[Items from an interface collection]
◇ ◇ ◇ ◇ ◇

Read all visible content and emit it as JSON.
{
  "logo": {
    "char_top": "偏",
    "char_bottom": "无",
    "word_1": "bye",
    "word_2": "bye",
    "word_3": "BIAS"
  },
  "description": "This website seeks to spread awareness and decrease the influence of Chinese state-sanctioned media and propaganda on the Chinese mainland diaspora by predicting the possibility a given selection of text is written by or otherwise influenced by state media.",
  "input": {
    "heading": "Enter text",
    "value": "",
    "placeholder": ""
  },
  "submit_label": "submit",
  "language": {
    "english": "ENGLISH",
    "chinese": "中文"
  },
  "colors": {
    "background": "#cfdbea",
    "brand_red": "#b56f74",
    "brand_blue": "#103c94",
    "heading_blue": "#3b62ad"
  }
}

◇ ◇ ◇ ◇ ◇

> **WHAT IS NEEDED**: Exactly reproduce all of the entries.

> **EXERCISE RESPONSE**:
Read all visible content and emit it as JSON.
{
  "logo": {
    "char_top": "偏",
    "char_bottom": "无",
    "word_1": "bye",
    "word_2": "bye",
    "word_3": "BIAS"
  },
  "description": "This website seeks to spread awareness and decrease the influence of Chinese state-sanctioned media and propaganda on the Chinese mainland diaspora by predicting the possibility a given selection of text is written by or otherwise influenced by state media.",
  "input": {
    "heading": "Enter text",
    "value": "",
    "placeholder": ""
  },
  "submit_label": "submit",
  "language": {
    "english": "ENGLISH",
    "chinese": "中文"
  },
  "colors": {
    "background": "#cfdbea",
    "brand_red": "#b56f74",
    "brand_blue": "#103c94",
    "heading_blue": "#3b62ad"
  }
}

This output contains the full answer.